This is a spoiler free review.
Aftermath: Lifedebt is an enigma for a multitude of reasons. First, I was very excited for the first Aftermath story and had a lot of high hopes just to hear about what happened right after Return of The Jedi. When that book was released, I heard a lot of mixed reviews for it, specifically from Kristian Harloff of Collider and Schmoes Know. I thought “to hell with Harloff” and picked it up anyway. And well, Darth Harloff was right. I read the first 100 pages of the book and just could not get into it, and went to other books like Lost Stars and Lords of the Sith (which you should totally pick up if you haven’t).
When I saw that a second Aftermath was coming I thought, “here we go again.” However, the subtitle intrigued me. Lifedebt automatically evokes Han and Chewy and the bond the two share, and that brings up a lot of possibilities from a story perspective. So, once again I was excited and like a dedicated fan of the DCEU, I thought “Ok this last one may have stunk, but this one will be great!” Warner Bros. should probably hire Chuck Wendig, because he got it right the second time.
Lifedebt is far from perfect, but it was a very enjoyable trip into a post-Jedi galaxy. The main story revolves around a rag-tag team, funded by the New Republic, who have been tasked to catch former Imperials and bring them to justice for their war crimes against the galaxy. The team is led by Norra Wexley, a veteran of the Rebel Alliance and is joined by her son “Snaps” (Greg Grunburg from The Force Awakens) and his personal droid Mr. Bones (think HK-47 from KOTOR mixed with a battle droid from the prequels). Rounding out the group is Jas Emari, a Zabrak bounty hunter, agent for New Republic SpecForces Jom Barrell, and Imperial turncoat Sinjir Rath Velus, the first openly gay character in the Star Wars universe. After another successful mission, Norra is tasked by Princess Leia to find her husband Han Solo. Both Han and Chewy have gone missing after attempting to liberate Chewy’s home planet of Kashyyyk. That story is interwoven with that of Grand Admiral Rae Sloane, the acting head of what remains of the Empire.
The story is all over the place and that’s not really a bad thing. It ducks and weaves throughout the galaxy and shows both sides of the war between the New Republic and whatever remains of the old Empire. Using small “interludes” to show the effects of the war on different places across the galaxy including Tatooine and the castle of a certain tiny alien from The Force Awakens.
What the second book has over the first is that it’s a much more interesting tale. From the opening mission, to the interludes, to the end I was thoroughly intrigued and entertained by the story. One of my biggest complaints with The Force Awakens was that we really didn’t know anything about the political situation going on at all, and this gives you a good idea of the state of the galaxy. Lifedebt includes characters like Mon Mothma, Admiral Ackbar, and obviously Princess Leia and everyone doesn’t necessarily get a long, specifically Mothma and Leia. It’s such a refreshing new aspect and demonstrates yes they’re on the same side, but they have different ideas with what to do with this New Republic now that they’ve come to power.

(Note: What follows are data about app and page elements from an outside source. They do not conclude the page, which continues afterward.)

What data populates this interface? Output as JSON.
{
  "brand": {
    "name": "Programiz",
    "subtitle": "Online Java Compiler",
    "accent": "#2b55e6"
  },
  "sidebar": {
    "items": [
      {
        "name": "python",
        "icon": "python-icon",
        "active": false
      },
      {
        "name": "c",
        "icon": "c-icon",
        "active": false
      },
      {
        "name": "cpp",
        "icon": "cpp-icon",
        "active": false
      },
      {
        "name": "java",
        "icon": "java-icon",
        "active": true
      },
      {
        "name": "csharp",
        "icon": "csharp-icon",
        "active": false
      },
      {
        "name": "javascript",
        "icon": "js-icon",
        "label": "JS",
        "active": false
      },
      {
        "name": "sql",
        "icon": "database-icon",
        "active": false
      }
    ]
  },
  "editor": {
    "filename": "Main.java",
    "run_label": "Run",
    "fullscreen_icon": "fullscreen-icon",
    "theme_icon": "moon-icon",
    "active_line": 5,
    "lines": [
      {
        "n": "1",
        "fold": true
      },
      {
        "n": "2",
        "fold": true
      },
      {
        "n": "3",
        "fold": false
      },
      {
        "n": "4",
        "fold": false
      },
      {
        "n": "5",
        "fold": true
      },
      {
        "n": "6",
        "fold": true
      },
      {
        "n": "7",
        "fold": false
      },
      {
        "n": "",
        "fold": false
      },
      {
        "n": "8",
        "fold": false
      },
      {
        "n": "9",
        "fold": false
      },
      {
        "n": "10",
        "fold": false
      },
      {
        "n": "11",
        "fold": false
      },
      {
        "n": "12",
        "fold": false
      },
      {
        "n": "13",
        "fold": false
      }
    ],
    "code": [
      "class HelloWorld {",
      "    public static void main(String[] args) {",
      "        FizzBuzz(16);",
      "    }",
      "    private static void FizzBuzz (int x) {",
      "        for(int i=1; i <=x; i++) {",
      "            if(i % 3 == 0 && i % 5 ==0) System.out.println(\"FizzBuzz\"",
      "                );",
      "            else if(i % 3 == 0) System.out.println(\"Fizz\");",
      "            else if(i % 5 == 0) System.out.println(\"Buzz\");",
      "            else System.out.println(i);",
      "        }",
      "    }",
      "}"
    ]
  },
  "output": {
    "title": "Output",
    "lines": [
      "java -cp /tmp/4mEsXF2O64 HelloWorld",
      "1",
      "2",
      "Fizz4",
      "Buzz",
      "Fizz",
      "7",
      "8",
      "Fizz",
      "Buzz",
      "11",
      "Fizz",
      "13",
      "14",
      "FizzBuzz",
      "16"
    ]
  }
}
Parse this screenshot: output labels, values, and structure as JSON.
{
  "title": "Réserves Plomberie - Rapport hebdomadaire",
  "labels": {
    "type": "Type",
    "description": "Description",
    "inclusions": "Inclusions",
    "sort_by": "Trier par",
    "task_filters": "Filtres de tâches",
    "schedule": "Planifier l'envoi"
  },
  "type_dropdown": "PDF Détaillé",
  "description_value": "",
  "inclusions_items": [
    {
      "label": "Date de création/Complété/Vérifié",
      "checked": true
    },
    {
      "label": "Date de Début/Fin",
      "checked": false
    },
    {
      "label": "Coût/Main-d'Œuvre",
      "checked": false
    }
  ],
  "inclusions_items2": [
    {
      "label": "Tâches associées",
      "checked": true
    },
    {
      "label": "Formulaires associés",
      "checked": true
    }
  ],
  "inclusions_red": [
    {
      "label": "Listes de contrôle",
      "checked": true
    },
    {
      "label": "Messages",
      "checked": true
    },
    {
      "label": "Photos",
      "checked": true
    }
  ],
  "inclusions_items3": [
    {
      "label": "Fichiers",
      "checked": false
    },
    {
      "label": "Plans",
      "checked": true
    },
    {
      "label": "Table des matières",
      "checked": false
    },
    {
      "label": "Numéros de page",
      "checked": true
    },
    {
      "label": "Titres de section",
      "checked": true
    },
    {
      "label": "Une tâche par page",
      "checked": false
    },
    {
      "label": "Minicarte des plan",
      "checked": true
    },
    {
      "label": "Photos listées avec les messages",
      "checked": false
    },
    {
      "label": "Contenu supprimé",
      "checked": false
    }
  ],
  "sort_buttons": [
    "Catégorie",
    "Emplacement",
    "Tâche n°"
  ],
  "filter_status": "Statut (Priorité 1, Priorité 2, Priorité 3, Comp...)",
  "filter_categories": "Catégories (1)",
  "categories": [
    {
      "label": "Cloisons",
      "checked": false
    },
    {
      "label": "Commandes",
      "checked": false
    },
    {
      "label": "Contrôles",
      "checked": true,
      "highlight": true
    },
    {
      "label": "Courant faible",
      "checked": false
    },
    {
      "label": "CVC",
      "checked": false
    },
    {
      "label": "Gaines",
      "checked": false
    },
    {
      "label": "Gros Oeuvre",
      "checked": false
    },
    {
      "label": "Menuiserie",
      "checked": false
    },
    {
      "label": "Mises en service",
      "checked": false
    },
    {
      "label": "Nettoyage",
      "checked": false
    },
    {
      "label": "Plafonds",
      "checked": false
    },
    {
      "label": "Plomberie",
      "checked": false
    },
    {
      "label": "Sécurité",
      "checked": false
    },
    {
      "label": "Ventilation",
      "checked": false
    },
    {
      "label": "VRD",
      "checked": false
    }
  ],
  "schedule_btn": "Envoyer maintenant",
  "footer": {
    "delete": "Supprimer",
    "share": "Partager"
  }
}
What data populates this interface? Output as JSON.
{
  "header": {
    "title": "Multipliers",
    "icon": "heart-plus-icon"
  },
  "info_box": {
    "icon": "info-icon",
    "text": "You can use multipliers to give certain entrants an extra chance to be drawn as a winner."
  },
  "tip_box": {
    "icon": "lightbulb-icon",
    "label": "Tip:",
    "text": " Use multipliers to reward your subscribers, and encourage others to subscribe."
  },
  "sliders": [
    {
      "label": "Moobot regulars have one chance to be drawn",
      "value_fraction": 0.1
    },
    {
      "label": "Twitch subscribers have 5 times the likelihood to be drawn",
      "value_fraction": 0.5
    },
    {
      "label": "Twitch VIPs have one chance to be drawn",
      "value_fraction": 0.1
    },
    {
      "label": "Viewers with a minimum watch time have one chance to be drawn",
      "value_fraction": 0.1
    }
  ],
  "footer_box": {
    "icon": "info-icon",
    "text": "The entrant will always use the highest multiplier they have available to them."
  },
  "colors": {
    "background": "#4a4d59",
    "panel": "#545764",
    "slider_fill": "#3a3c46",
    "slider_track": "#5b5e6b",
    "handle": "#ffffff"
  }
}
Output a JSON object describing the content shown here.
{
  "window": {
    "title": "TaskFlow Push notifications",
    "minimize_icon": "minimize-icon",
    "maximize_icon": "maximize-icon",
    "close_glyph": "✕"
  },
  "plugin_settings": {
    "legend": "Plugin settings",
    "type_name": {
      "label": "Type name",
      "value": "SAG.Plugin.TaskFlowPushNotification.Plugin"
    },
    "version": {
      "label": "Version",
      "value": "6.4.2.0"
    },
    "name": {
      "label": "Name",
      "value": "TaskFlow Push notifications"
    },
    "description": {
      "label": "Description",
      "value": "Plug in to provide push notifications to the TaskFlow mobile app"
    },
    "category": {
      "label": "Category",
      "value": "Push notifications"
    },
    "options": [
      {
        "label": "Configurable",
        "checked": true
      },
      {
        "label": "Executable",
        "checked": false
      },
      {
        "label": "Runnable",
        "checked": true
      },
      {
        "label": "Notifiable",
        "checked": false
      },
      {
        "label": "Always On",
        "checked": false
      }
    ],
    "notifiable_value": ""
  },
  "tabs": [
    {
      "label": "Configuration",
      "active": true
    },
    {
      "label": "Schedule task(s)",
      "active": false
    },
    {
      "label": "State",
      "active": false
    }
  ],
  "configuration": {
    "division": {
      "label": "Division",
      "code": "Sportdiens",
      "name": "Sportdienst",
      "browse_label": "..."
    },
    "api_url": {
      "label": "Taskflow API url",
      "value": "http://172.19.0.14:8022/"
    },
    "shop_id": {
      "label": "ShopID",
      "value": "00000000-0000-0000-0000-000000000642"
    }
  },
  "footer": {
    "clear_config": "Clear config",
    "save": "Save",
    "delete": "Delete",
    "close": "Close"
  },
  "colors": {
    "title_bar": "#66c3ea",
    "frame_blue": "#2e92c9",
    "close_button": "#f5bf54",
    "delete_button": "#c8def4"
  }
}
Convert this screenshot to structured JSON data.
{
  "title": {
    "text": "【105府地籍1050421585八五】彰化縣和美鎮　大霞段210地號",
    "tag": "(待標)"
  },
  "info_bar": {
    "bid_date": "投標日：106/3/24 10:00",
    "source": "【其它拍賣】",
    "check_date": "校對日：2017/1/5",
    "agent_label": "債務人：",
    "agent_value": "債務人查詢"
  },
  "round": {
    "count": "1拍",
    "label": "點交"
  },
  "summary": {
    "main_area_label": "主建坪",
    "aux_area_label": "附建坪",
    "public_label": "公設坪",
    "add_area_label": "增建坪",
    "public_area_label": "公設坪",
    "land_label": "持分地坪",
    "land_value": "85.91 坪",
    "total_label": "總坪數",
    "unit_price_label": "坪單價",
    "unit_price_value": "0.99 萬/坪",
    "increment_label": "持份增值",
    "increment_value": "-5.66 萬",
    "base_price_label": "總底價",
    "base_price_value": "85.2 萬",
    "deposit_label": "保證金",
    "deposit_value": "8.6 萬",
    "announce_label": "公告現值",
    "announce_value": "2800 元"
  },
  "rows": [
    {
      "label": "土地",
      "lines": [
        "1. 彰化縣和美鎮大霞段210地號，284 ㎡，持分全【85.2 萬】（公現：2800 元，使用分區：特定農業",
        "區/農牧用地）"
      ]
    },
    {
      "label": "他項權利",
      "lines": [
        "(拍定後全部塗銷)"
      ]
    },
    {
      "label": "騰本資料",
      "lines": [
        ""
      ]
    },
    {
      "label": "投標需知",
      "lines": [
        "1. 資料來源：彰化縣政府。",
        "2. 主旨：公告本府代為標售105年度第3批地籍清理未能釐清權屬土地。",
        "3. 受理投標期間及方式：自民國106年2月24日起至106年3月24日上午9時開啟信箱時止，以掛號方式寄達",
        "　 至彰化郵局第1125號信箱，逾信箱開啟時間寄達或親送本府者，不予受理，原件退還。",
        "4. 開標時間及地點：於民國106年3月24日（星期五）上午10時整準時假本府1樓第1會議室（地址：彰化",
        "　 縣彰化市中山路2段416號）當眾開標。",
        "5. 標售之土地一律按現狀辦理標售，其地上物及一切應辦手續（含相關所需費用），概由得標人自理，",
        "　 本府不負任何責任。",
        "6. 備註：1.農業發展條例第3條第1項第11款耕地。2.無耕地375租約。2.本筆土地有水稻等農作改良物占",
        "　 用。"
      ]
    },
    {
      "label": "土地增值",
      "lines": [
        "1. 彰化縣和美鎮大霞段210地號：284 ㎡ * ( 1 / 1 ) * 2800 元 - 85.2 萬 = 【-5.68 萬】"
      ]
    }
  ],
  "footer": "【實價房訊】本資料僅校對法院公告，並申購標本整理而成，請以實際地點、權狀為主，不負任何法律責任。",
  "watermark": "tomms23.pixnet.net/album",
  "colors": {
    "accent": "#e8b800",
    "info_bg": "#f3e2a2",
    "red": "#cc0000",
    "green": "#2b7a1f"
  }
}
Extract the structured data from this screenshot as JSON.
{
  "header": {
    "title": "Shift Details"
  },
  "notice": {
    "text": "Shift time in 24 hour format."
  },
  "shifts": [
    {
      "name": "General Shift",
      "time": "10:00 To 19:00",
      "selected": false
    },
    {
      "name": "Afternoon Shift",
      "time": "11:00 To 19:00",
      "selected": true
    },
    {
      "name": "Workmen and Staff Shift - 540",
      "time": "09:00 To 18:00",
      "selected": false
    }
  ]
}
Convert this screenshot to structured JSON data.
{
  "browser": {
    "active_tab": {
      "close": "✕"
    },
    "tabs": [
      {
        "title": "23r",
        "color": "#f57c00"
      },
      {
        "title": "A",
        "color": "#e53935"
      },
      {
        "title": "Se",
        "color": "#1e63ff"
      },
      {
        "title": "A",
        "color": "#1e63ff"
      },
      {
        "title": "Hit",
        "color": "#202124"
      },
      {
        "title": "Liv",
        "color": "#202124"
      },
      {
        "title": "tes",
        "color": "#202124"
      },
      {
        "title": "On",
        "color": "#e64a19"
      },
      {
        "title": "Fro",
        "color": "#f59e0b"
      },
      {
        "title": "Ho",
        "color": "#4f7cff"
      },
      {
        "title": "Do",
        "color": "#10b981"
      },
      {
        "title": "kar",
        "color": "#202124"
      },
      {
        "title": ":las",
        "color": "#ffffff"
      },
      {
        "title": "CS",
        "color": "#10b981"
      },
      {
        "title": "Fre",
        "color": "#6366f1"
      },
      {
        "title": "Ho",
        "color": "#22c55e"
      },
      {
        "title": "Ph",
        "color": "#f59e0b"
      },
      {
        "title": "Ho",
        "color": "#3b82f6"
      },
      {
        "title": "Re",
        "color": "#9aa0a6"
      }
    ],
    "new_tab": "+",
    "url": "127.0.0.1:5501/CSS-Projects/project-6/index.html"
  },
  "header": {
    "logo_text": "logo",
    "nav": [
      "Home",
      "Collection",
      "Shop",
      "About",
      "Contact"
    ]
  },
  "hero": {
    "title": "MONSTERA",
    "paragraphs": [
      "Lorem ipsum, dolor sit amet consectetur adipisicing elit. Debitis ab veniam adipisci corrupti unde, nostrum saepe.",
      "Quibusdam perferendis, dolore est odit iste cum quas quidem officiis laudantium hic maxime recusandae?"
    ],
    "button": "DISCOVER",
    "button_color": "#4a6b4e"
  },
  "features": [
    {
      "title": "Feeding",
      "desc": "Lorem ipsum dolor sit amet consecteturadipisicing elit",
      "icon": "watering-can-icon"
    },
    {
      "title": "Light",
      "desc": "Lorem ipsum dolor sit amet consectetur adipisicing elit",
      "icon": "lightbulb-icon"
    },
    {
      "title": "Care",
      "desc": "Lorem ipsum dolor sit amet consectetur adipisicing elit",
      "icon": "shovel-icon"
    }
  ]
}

On the other side, Rae Sloane is a very compelling character in her own right. Seeing Sloane’s motivations and exploring what it’s like to be a leader of a dying Empire is great storytelling and I would love to see more of her outside of the Aftermath trilogy. Sloane’s arc adds a new dimension of depth to the Empire and shows that while the organization as a whole may be evil, the story isn’t as good vs evil as we thought. Rae is very much a pawn in someone else’s game and there’s some definite sympathy for her as she comes to that realization. In short, Rae Sloane is a total badass.
The dynamic between the New Republic team felt very “Star Warsy” and made me literally laugh out loud at some parts. It’s such a varied group of people where it just shouldn’t work, but they somehow make a great team through it all. Mr. Bones(pictured below) in particular really left me with a strong impression, and his short little bursts of comical aggression add a lot of character to the crew.
By far the best part of the story is when Han finally arrives. When Han is on the page, I couldn’t put it down. Wendig truly understands the brotherly relationship between Han and Chewy. There’s a scene near the end which made this scruffy looking nerf herder tear up a little bit. It’s just so sweet and so Han and Chewy, it’ll give you all of the feels. The final act in particular is action packed and suspenseful, as it interlinks the arcs the book has set up into a great and satisfying conclusion. The last page in particular reveals something huge, so stick with it until the end.
Final thing — if you’re worried that missing the first Aftermath will leave you lost and confused, don’t be. While at first it can be a bit confusing, once the story picks up it’s very easy to understand and get into. Lifedebt genuinely is a very good book and one that took me by surprise. It’s not for everyone, but if you’ve been paying attention to the new canon and enjoy it, you’ll have a great time with this.